Wednesday, May 30, 2012

Go Fish...

Last Wednesday morning, my husband announces that Edwin, our pet Beta Fish, has gone missing.
"What do you mean missing?" I say.
"I mean, he's not in the fish bowl."
"What do you mean he's not in the fish bowl?"
"I mean, he's not in the fish bowl."
I raise a skeptical eyebrow. My husband is a notoriously bad finder of things. Unless Edwin has magically sprouted legs or wings, he is in that fish bowl.
I rush into my son's bedroom, family in tow, eager to prove my husband wrong. My eyes search the one-gallon tank atop the bookcase, a one-gallon tank that has suddenly become an ocean.
An empty ocean.
Edwin is missing, indeed.
My children's eyes are wide with worry.
"Maybe he went on an adventure," I say, falling back on the blanket explanation I use when other of my children's things are lost. And then, I turn to my husband. "I just cleaned the fish bowl."
"Well that's what happened," my husband says. "You must not have put the fish back in the bowl then."
This time, the eyebrow I raise is arched with anger.
"Maybe it was the kids," I say. This, of course, is a more plausible explanation. After all, just the afternoon before, the house was filled with neighbors and nieces and nephews, six total, all of whom were largely unsupervised while I sequestered myself in the kitchen and fixed dinner.
When questioned, my children claim ignorance, but still my husband's eyes stray to the carpet. Then, he pulls the bookcase away from the wall and, ever so slightly, gasps. I don't dare to look. He goes to the bathroom and comes back with a paper towel and, on all fours, fishes for the fish. There is something undignified about the whole affair. My daughter squeals, thinking we are engaged in a game of hide-and-seek. When my husband stands with the paper towel concealing the fish's limp form, my son is at the brink of tears.
I think that, as sappy as it may be, we should hold some sort of memorial service; that some consoling word or two should be said before the fish is disposed of. But there isn't time. A horn honks in the driveway. My son's carpool is here. My son swipes at his eyes and I arm him with his Transformers backpack. The horn honks again, the car's idling engine rumbling in the driveway, and I think how life is persistent, tireless, and yet...
"Mom," my son asks as I usher him to the door, "do people last longer than fish?"
His eyes are red-rimmed and injured looking. I can't bear to look at those eyes. And so, instead, I wrap him in my arms, covering his sudden and instant fragility.

Wednesday, May 23, 2012

Mission Accomplished?

Remember this?

That's kind of how I feel right now. Because, Friday night I finished the first draft of my novel. After I recovered from a night of crazy celebrating (a trip to the Nickelcade with the kids), I turned my eyes to my manuscript again and realized this war is far from over.

Editing. Dog gone editing.

Here's to the long slog ahead...

Wednesday, May 9, 2012

Coming soon to a blog near you...

....Me! After a long (ish) absence, I am ready to re-enter the blogosphere.
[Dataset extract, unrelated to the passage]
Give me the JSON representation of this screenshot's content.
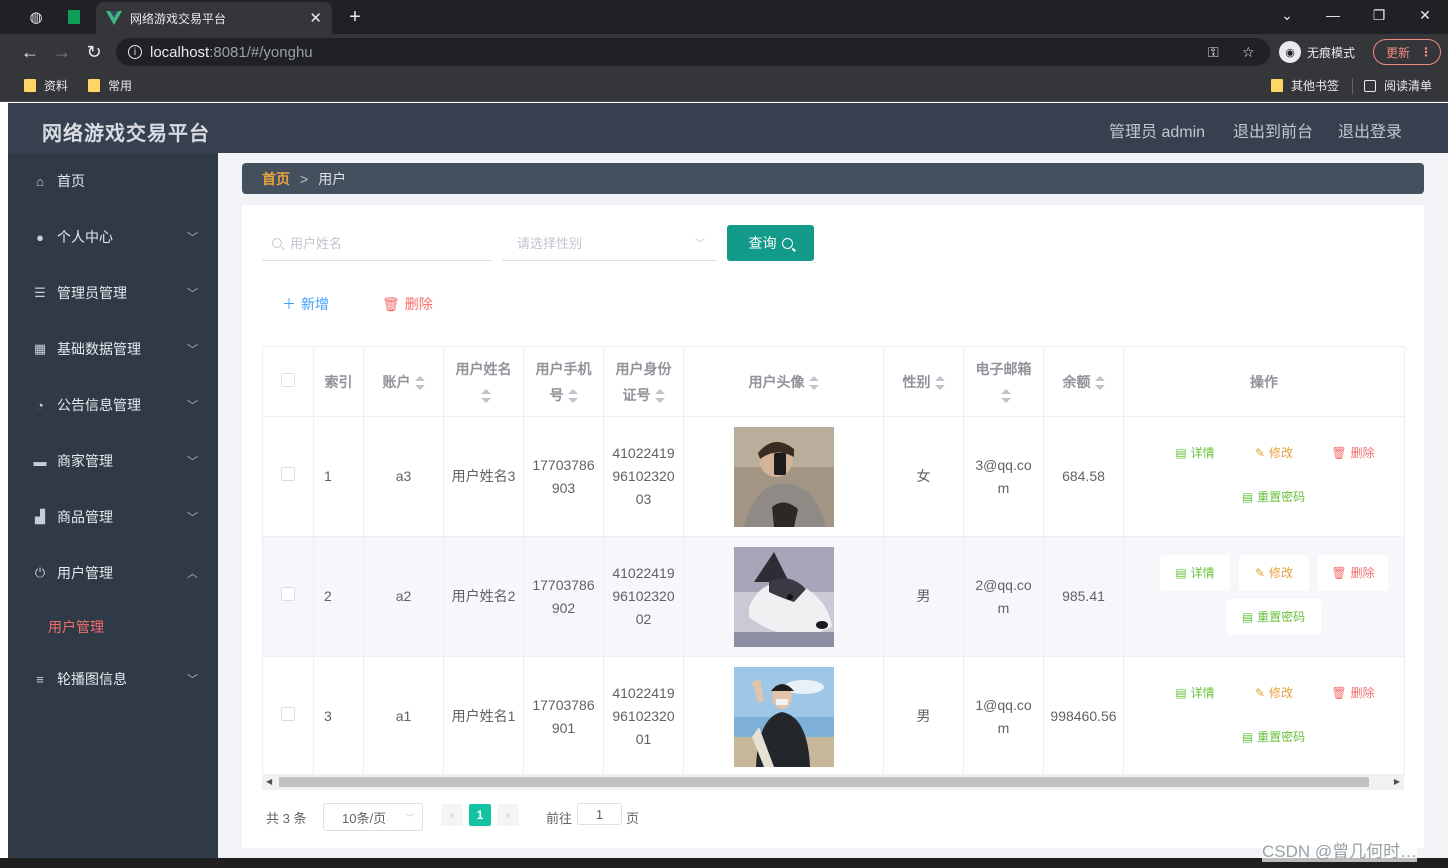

I've been really struggling to finish the first draft of my YA novel. I have 3 chapters left and a pretty good idea of what happens in each chapter, but every time I sit down to write, my mind freezes up.

Yesterday, I wrote this sentence:
For Mom, no crisis can compete with the urgency of hot rolls in the oven.
At first, this struck me as just plain wonderful. Then I spent the rest of the day wondering if it makes sense.
I was reminded of a quote by Annie Dillard:

"Many fine people were out there living, people whose consciences permitted them to sleep at night despite their not having written a decent sentence that day, or ever."

Sometimes, I wish I belonged to the that throng of people immune to the afflictions of writing. I could really use the extra sleep.